Yousafzai’s story is absolutely amazing. The college-educated feminist, that I am, is definitely with her in her push for education for young girls. (That was a weird sentence.) I actually don’t have a lot to say about this book. Everything you need to know is in the “about” section. There’s definitely more details in the book, but they got in the way of the story. Let me re-iterate at how awe-inspiring her story is before I go on.

This book fell short for me. There was a ton of history that I just couldn’t follow. There were names of past rulers, dates, wars, and just a ton of information that was thrown out at me (not disguised in a creative way). We find out in the first few pages that Yousafzai is shot on a school bus, then we’re transported way back. It takes forever for the shooting to happen again. I mostly was waiting for her to get shot to see how she dealt with it afterward or how she pushed through to become an even greater activist. Most of the story was about history and what led up to the shooting, which is cool. Absolutely thrilling, but it wasn’t done in a way that kept my attention.
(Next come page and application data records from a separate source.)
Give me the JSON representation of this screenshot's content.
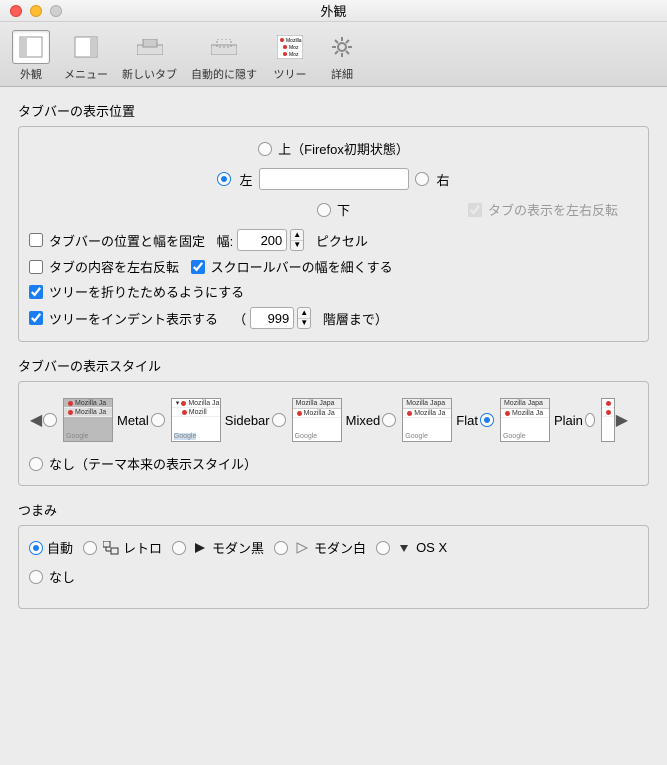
{
  "window": {
    "title": "外観"
  },
  "toolbar": {
    "items": [
      {
        "label": "外観"
      },
      {
        "label": "メニュー"
      },
      {
        "label": "新しいタブ"
      },
      {
        "label": "自動的に隠す"
      },
      {
        "label": "ツリー"
      },
      {
        "label": "詳細"
      }
    ]
  },
  "sections": {
    "position": {
      "title": "タブバーの表示位置",
      "up": "上（Firefox初期状態）",
      "left": "左",
      "right": "右",
      "down": "下",
      "mirror": "タブの表示を左右反転",
      "fix_label": "タブバーの位置と幅を固定",
      "width_label": "幅:",
      "width_value": "200",
      "width_unit": "ピクセル",
      "reverse_content": "タブの内容を左右反転",
      "narrow_scrollbar": "スクロールバーの幅を細くする",
      "collapsible": "ツリーを折りたためるようにする",
      "indent": "ツリーをインデント表示する",
      "indent_open": "（",
      "indent_value": "999",
      "indent_suffix": "階層まで）"
    },
    "style": {
      "title": "タブバーの表示スタイル",
      "options": [
        "Metal",
        "Sidebar",
        "Mixed",
        "Flat",
        "Plain"
      ],
      "none": "なし（テーマ本来の表示スタイル）",
      "thumb_title": "Mozilla Japa",
      "thumb_sub": "Mozilla Ja",
      "thumb_google": "Google"
    },
    "grabber": {
      "title": "つまみ",
      "auto": "自動",
      "retro": "レトロ",
      "modern_black": "モダン黒",
      "modern_white": "モダン白",
      "osx": "OS X",
      "none": "なし"
    }
  }
}
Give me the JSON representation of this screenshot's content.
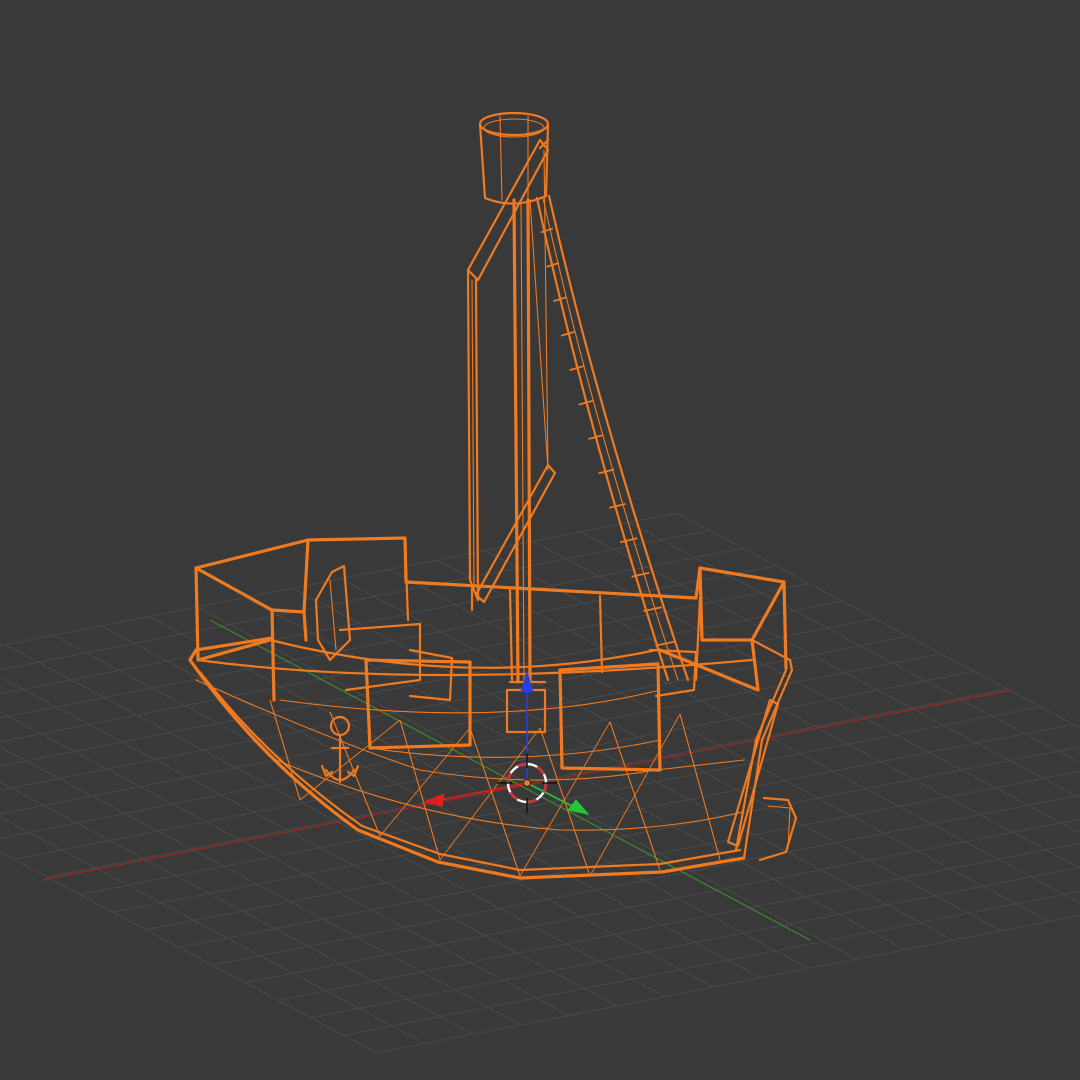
{
  "viewport": {
    "mode": "wireframe",
    "background_color": "#393939",
    "grid_color": "#4a4a4a",
    "x_axis_color": "#9b2a2a",
    "y_axis_color": "#3d8a2f",
    "selection_color": "#f07a20"
  },
  "object": {
    "name_icon": "ship-mesh",
    "selected": true,
    "parts": [
      "hull",
      "deck-rail",
      "mast",
      "crows-nest",
      "sail",
      "rope-ladder",
      "anchor",
      "rudder"
    ]
  },
  "gizmo": {
    "manipulator_icons": [
      "x-arrow-icon",
      "y-arrow-icon",
      "z-arrow-icon"
    ],
    "x_color": "#e02020",
    "y_color": "#27c43a",
    "z_color": "#2b3ee0",
    "cursor_icon": "3d-cursor-icon"
  }
}
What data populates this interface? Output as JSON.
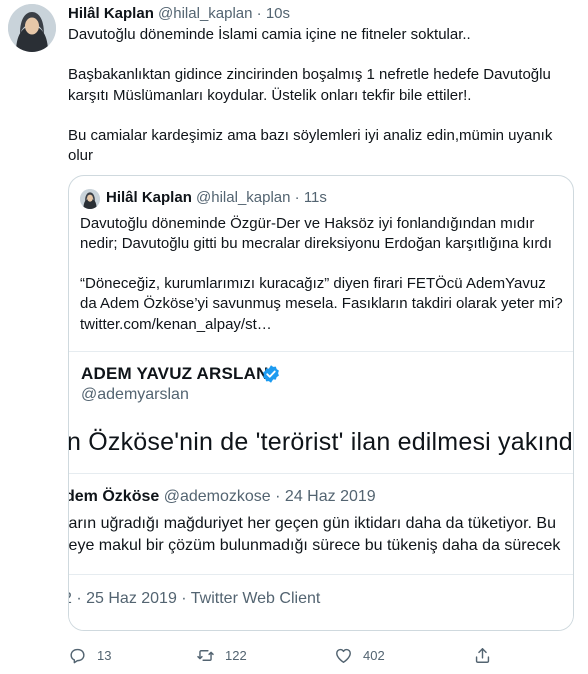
{
  "tweet": {
    "author_name": "Hilâl Kaplan",
    "author_handle": "@hilal_kaplan",
    "separator": "·",
    "time": "10s",
    "lines": [
      "Davutoğlu döneminde İslami camia içine ne fitneler soktular..",
      "",
      "Başbakanlıktan gidince zincirinden boşalmış 1 nefretle hedefe Davutoğlu",
      "karşıtı Müslümanları koydular. Üstelik onları tekfir bile ettiler!.",
      "",
      "Bu camialar kardeşimiz ama bazı söylemleri iyi analiz edin,mümin uyanık",
      "olur"
    ]
  },
  "quoted": {
    "author_name": "Hilâl Kaplan",
    "author_handle": "@hilal_kaplan",
    "separator": "·",
    "time": "11s",
    "lines": [
      "Davutoğlu döneminde Özgür-Der ve Haksöz iyi fonlandığından mıdır",
      "nedir; Davutoğlu gitti bu mecralar direksiyonu Erdoğan karşıtlığına kırdı",
      "",
      "“Döneceğiz, kurumlarımızı kuracağız” diyen firari FETÖcü AdemYavuz",
      "da Adem Özköse’yi savunmuş mesela. Fasıkların takdiri olarak yeter mi?",
      "twitter.com/kenan_alpay/st…"
    ],
    "screenshot": {
      "name": "ADEM YAVUZ ARSLAN",
      "handle": "@ademyarslan",
      "headline": "n Özköse'nin de 'terörist' ilan edilmesi yakınd",
      "inner_name": "dem Özköse",
      "inner_handle": "@ademozkose",
      "inner_separator": "·",
      "inner_date": "24 Haz 2019",
      "inner_lines": [
        "ların uğradığı mağduriyet her geçen gün iktidarı daha da tüketiyor. Bu",
        "leye makul bir çözüm bulunmadığı sürece bu tükeniş daha da sürecek"
      ],
      "footer": "2 · 25 Haz 2019 · Twitter Web Client"
    }
  },
  "actions": {
    "replies": "13",
    "retweets": "122",
    "likes": "402"
  },
  "colors": {
    "text": "#0f1419",
    "muted": "#536471",
    "border": "#cfd9de",
    "verified": "#1d9bf0"
  }
}
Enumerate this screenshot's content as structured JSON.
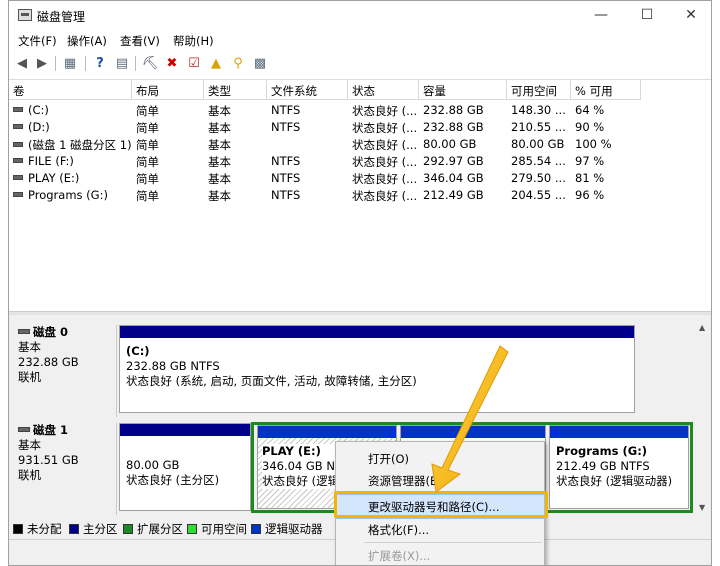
{
  "window": {
    "title": "磁盘管理"
  },
  "menu": [
    "文件(F)",
    "操作(A)",
    "查看(V)",
    "帮助(H)"
  ],
  "volume_table": {
    "columns": [
      "卷",
      "布局",
      "类型",
      "文件系统",
      "状态",
      "容量",
      "可用空间",
      "% 可用"
    ],
    "rows": [
      [
        "(C:)",
        "简单",
        "基本",
        "NTFS",
        "状态良好 (...",
        "232.88 GB",
        "148.30 ...",
        "64 %"
      ],
      [
        "(D:)",
        "简单",
        "基本",
        "NTFS",
        "状态良好 (...",
        "232.88 GB",
        "210.55 ...",
        "90 %"
      ],
      [
        "(磁盘 1 磁盘分区 1)",
        "简单",
        "基本",
        "",
        "状态良好 (...",
        "80.00 GB",
        "80.00 GB",
        "100 %"
      ],
      [
        "FILE (F:)",
        "简单",
        "基本",
        "NTFS",
        "状态良好 (...",
        "292.97 GB",
        "285.54 ...",
        "97 %"
      ],
      [
        "PLAY (E:)",
        "简单",
        "基本",
        "NTFS",
        "状态良好 (...",
        "346.04 GB",
        "279.50 ...",
        "81 %"
      ],
      [
        "Programs (G:)",
        "简单",
        "基本",
        "NTFS",
        "状态良好 (...",
        "212.49 GB",
        "204.55 ...",
        "96 %"
      ]
    ]
  },
  "disks": {
    "disk0": {
      "name": "磁盘 0",
      "type": "基本",
      "size": "232.88 GB",
      "state": "联机",
      "part_c": {
        "name": "(C:)",
        "fs": "232.88 GB NTFS",
        "status": "状态良好 (系统, 启动, 页面文件, 活动, 故障转储, 主分区)"
      }
    },
    "disk1": {
      "name": "磁盘 1",
      "type": "基本",
      "size": "931.51 GB",
      "state": "联机",
      "part1": {
        "fs": "80.00 GB",
        "status": "状态良好 (主分区)"
      },
      "part_e": {
        "name": "PLAY  (E:)",
        "fs": "346.04 GB NTF",
        "status": "状态良好 (逻辑"
      },
      "part_g": {
        "name": "Programs  (G:)",
        "fs": "212.49 GB NTFS",
        "status": "状态良好 (逻辑驱动器)"
      }
    }
  },
  "legend": {
    "items": [
      {
        "label": "未分配",
        "color": "#000000"
      },
      {
        "label": "主分区",
        "color": "#00008b"
      },
      {
        "label": "扩展分区",
        "color": "#1d8a1d"
      },
      {
        "label": "可用空间",
        "color": "#33dd33"
      },
      {
        "label": "逻辑驱动器",
        "color": "#0033cc"
      }
    ]
  },
  "context_menu": {
    "open": "打开(O)",
    "explorer": "资源管理器(E)",
    "change_letter": "更改驱动器号和路径(C)...",
    "format": "格式化(F)...",
    "extend": "扩展卷(X)..."
  },
  "colors": {
    "accent_highlight": "#f4b400",
    "primary_partition": "#00008b",
    "extended_partition": "#1d8a1d"
  }
}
Everyone has a story to tell, but not everyone is a writer.

My rating and why: I give it three stars. I didn’t like the layout or the presentation, but I loved her story and I definitely was interested in hearing about it. I just wanted more though. I wanted more of an emotional connection rather than being thrown information about the country as a whole. This definitely could just be me.

What do you think? Am I being heartless? A girl was shot, after-all. Is this book on your list of books to read? Did I save you the time from reading it? Are you going to read it anyway and write a scathing review about how wrong I am? Let me know in the comments below. Like Comment Follow.

New book review to come out every Monday.

Until next time my fellow bibliophiles!